TASK PROMPT
If anything in the data looks odd, keep it anyway and write the whole listing out unchanged.

RECORD SET
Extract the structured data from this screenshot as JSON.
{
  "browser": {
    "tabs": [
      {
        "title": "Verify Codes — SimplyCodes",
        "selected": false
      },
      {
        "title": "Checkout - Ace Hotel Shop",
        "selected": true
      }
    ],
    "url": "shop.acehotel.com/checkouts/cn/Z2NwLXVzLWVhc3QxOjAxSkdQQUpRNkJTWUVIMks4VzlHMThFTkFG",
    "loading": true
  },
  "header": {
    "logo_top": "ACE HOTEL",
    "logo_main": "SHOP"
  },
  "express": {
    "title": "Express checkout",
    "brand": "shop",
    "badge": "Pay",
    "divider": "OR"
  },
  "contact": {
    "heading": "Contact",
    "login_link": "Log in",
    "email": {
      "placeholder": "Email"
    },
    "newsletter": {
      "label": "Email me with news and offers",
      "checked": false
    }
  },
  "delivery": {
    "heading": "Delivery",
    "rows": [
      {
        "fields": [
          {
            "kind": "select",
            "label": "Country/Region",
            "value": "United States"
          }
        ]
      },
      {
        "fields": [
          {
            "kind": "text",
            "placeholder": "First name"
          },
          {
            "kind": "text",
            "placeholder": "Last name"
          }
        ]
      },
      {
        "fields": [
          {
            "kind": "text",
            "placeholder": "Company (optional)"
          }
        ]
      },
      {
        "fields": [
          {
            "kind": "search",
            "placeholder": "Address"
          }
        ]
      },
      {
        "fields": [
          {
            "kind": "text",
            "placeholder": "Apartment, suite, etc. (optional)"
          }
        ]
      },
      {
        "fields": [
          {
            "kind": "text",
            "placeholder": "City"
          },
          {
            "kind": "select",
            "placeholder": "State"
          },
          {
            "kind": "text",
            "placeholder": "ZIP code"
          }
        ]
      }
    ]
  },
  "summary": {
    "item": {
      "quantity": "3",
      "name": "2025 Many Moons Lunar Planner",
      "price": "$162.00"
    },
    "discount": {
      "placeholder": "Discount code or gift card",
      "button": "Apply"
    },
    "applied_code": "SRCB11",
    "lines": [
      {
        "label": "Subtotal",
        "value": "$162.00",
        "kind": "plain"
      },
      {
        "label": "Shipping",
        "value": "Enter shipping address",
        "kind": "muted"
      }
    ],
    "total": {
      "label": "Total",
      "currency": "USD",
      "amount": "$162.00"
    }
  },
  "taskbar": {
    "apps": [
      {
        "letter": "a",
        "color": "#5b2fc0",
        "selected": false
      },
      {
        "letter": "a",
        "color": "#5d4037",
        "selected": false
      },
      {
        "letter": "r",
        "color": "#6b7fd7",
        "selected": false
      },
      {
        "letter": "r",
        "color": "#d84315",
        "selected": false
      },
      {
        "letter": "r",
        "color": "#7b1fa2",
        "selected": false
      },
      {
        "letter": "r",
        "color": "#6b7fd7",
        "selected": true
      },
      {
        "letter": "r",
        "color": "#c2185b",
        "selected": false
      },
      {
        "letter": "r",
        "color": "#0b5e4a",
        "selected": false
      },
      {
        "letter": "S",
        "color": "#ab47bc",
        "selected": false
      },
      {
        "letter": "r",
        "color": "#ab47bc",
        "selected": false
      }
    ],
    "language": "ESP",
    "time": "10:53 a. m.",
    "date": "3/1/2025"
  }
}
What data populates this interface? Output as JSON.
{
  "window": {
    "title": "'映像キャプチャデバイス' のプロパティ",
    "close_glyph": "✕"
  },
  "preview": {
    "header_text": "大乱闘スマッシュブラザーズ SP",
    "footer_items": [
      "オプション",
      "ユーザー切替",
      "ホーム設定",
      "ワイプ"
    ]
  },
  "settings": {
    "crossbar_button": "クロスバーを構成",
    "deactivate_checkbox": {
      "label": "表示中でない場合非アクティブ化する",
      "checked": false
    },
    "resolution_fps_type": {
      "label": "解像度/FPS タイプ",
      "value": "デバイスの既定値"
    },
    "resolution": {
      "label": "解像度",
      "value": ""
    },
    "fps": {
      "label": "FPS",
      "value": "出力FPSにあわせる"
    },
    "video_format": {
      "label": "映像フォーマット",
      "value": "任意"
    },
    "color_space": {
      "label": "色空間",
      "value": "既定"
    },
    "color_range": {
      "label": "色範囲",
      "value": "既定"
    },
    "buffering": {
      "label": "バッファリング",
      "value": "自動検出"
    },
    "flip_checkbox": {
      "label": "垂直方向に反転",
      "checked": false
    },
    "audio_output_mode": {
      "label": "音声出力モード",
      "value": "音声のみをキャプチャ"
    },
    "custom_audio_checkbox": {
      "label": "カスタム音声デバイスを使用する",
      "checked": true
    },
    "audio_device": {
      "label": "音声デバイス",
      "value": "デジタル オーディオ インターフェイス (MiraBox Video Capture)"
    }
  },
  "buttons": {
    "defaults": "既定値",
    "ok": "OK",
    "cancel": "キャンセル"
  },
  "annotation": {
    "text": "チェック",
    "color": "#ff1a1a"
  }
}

EXERCISE OUTPUT
Extract the structured data from this screenshot as JSON.
{
  "browser": {
    "tabs": [
      {
        "title": "Verify Codes — SimplyCodes",
        "selected": false
      },
      {
        "title": "Checkout - Ace Hotel Shop",
        "selected": true
      }
    ],
    "url": "shop.acehotel.com/checkouts/cn/Z2NwLXVzLWVhc3QxOjAxSkdQQUpRNkJTWUVIMks4VzlHMThFTkFG",
    "loading": true
  },
  "header": {
    "logo_top": "ACE HOTEL",
    "logo_main": "SHOP"
  },
  "express": {
    "title": "Express checkout",
    "brand": "shop",
    "badge": "Pay",
    "divider": "OR"
  },
  "contact": {
    "heading": "Contact",
    "login_link": "Log in",
    "email": {
      "placeholder": "Email"
    },
    "newsletter": {
      "label": "Email me with news and offers",
      "checked": false
    }
  },
  "delivery": {
    "heading": "Delivery",
    "rows": [
      {
        "fields": [
          {
            "kind": "select",
            "label": "Country/Region",
            "value": "United States"
          }
        ]
      },
      {
        "fields": [
          {
            "kind": "text",
            "placeholder": "First name"
          },
          {
            "kind": "text",
            "placeholder": "Last name"
          }
        ]
      },
      {
        "fields": [
          {
            "kind": "text",
            "placeholder": "Company (optional)"
          }
        ]
      },
      {
        "fields": [
          {
            "kind": "search",
            "placeholder": "Address"
          }
        ]
      },
      {
        "fields": [
          {
            "kind": "text",
            "placeholder": "Apartment, suite, etc. (optional)"
          }
        ]
      },
      {
        "fields": [
          {
            "kind": "text",
            "placeholder": "City"
          },
          {
            "kind": "select",
            "placeholder": "State"
          },
          {
            "kind": "text",
            "placeholder": "ZIP code"
          }
        ]
      }
    ]
  },
  "summary": {
    "item": {
      "quantity": "3",
      "name": "2025 Many Moons Lunar Planner",
      "price": "$162.00"
    },
    "discount": {
      "placeholder": "Discount code or gift card",
      "button": "Apply"
    },
    "applied_code": "SRCB11",
    "lines": [
      {
        "label": "Subtotal",
        "value": "$162.00",
        "kind": "plain"
      },
      {
        "label": "Shipping",
        "value": "Enter shipping address",
        "kind": "muted"
      }
    ],
    "total": {
      "label": "Total",
      "currency": "USD",
      "amount": "$162.00"
    }
  },
  "taskbar": {
    "apps": [
      {
        "letter": "a",
        "color": "#5b2fc0",
        "selected": false
      },
      {
        "letter": "a",
        "color": "#5d4037",
        "selected": false
      },
      {
        "letter": "r",
        "color": "#6b7fd7",
        "selected": false
      },
      {
        "letter": "r",
        "color": "#d84315",
        "selected": false
      },
      {
        "letter": "r",
        "color": "#7b1fa2",
        "selected": false
      },
      {
        "letter": "r",
        "color": "#6b7fd7",
        "selected": true
      },
      {
        "letter": "r",
        "color": "#c2185b",
        "selected": false
      },
      {
        "letter": "r",
        "color": "#0b5e4a",
        "selected": false
      },
      {
        "letter": "S",
        "color": "#ab47bc",
        "selected": false
      },
      {
        "letter": "r",
        "color": "#ab47bc",
        "selected": false
      }
    ],
    "language": "ESP",
    "time": "10:53 a. m.",
    "date": "3/1/2025"
  }
}
What data populates this interface? Output as JSON.
{
  "window": {
    "title": "'映像キャプチャデバイス' のプロパティ",
    "close_glyph": "✕"
  },
  "preview": {
    "header_text": "大乱闘スマッシュブラザーズ SP",
    "footer_items": [
      "オプション",
      "ユーザー切替",
      "ホーム設定",
      "ワイプ"
    ]
  },
  "settings": {
    "crossbar_button": "クロスバーを構成",
    "deactivate_checkbox": {
      "label": "表示中でない場合非アクティブ化する",
      "checked": false
    },
    "resolution_fps_type": {
      "label": "解像度/FPS タイプ",
      "value": "デバイスの既定値"
    },
    "resolution": {
      "label": "解像度",
      "value": ""
    },
    "fps": {
      "label": "FPS",
      "value": "出力FPSにあわせる"
    },
    "video_format": {
      "label": "映像フォーマット",
      "value": "任意"
    },
    "color_space": {
      "label": "色空間",
      "value": "既定"
    },
    "color_range": {
      "label": "色範囲",
      "value": "既定"
    },
    "buffering": {
      "label": "バッファリング",
      "value": "自動検出"
    },
    "flip_checkbox": {
      "label": "垂直方向に反転",
      "checked": false
    },
    "audio_output_mode": {
      "label": "音声出力モード",
      "value": "音声のみをキャプチャ"
    },
    "custom_audio_checkbox": {
      "label": "カスタム音声デバイスを使用する",
      "checked": true
    },
    "audio_device": {
      "label": "音声デバイス",
      "value": "デジタル オーディオ インターフェイス (MiraBox Video Capture)"
    }
  },
  "buttons": {
    "defaults": "既定値",
    "ok": "OK",
    "cancel": "キャンセル"
  },
  "annotation": {
    "text": "チェック",
    "color": "#ff1a1a"
  }
}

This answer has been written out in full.